An electronic sensor for real-time monitoring of drug molecules in the blood has been demonstrated in rats as they go about their day-to-day business. Soon it could continuously guide drug dosing in humans by monitoring drug metabolism or organ function.

Real-time monitoring of small molecules in vivo - Fig1a & b

Source: © PNAS

Aptamers can be designed that can bind to specific drug molecules that can then be used to report drug concentrations in the blood in real-time

Electronic aptamer sensors translate molecular recognition by a designed molecule of DNA or RNA into a specific, easy to read electronic output. Early examples developed in the laboratory of Kevin Plaxco at the University of California, Santa Barbara, US, are surprisingly simple to build and use, as the development of a sensor for cocaine demonstrated. In their ambition to develop the sensors into devices for personalised medicine, however, the researchers hit a major problem: while the sensors work with serum, whole blood tends to foul up their molecular sites.

Colleagues from the engineering department of UC Santa Barbara developed a sophisticated fix for the problem: a laminar flow sheath passing above the sensor architecture, which allows small molecules through but washes blood cells away. Thanks to its exceedingly small sample requirement, the resulting device could continuously monitor blood, even though the small volume of blood it uses has to be diluted and discarded. It is thus an ex vivo rather than an in vivo monitoring device.

Now, Plaxco and colleagues have come up with a further, improved version of their sensor that for the first time works continuously in vivo in active, mobile rats. The crucial piece of innovation this time is a polysulfone membrane with pores 0.2μm in diameter, which successfully keeps the blood cells away from the sensitive sensors, without getting clogged up itself. As in the earlier version, the small molecules reaching the sensor bind to the aptamer, trigger a conformation change, which in turn causes an electrochemical change that is recorded as an electronic signal. In the laboratory version, the signal is passed through a wire contained in a leash, but in advanced medical versions this communication could be wireless.

With these fixes in place, the group showed that the new sensor can be implanted into live rats and continuously monitor the concentration of substances like the cancer drug doxorubicin or the antibiotic kanamycin. Clinical trials will have to prove its usefulness for monitoring drug dosage in human patients, but also in monitoring organ function.

‘The ability to monitor pulmonary function in real time by monitoring blood oxygen has had a significant impact on medicine,’ Plaxco tells Chemistry World. ‘We’d like to extend such real-time monitoring to other organs, such as the continuous measurement of bilirubin and creatinine as a means of monitoring liver and kidney function.’

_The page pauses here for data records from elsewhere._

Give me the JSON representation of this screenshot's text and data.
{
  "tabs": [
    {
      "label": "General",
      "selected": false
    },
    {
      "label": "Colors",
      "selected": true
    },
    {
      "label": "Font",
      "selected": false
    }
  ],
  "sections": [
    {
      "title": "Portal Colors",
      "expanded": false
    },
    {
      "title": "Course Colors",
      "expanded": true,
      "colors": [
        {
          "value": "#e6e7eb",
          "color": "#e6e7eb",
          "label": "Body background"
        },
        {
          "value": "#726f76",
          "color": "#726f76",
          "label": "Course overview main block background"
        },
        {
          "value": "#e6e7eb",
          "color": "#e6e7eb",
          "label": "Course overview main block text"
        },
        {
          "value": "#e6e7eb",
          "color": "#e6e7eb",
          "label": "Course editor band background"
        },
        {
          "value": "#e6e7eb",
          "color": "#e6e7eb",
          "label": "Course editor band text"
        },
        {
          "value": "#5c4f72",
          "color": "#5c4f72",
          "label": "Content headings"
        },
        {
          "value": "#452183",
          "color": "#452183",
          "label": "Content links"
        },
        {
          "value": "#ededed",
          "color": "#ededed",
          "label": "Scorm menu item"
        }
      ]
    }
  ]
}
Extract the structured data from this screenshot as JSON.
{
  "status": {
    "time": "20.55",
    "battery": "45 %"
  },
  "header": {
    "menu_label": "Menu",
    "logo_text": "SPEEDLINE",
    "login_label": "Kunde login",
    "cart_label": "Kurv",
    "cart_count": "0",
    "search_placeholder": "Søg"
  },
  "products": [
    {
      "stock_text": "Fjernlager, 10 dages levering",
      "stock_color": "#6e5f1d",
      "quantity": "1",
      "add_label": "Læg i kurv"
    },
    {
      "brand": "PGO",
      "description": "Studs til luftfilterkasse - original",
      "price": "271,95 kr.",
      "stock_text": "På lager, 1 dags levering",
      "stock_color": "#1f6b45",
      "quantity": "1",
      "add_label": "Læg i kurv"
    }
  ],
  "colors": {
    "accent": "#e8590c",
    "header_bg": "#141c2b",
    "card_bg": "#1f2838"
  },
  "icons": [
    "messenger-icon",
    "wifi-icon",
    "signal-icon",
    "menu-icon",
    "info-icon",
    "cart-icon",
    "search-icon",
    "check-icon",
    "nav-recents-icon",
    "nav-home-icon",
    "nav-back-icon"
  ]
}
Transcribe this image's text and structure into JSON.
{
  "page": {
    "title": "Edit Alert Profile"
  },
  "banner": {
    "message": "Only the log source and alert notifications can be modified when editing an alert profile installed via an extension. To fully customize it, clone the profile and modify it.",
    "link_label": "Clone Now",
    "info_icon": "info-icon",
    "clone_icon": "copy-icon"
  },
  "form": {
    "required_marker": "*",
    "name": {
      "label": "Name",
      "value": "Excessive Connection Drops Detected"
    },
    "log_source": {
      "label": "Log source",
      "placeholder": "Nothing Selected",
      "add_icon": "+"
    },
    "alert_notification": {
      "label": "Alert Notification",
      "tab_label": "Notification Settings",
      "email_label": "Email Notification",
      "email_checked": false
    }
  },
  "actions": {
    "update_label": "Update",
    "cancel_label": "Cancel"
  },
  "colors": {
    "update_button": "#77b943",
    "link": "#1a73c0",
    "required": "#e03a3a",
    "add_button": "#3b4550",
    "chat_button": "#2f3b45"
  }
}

Robin Felder from the University of Virginia at Charlottesville, US, welcomes the advance, commenting that ‘continuous improvements in aptamer chemistry and biosensor engineering promise a truly bright future for personalised medicine’. He points out that in future implementations, such sensors could even have access to body fluids without the need to penetrate the skin. His lab is helping to develop such sensors to be stowed in tear ducts.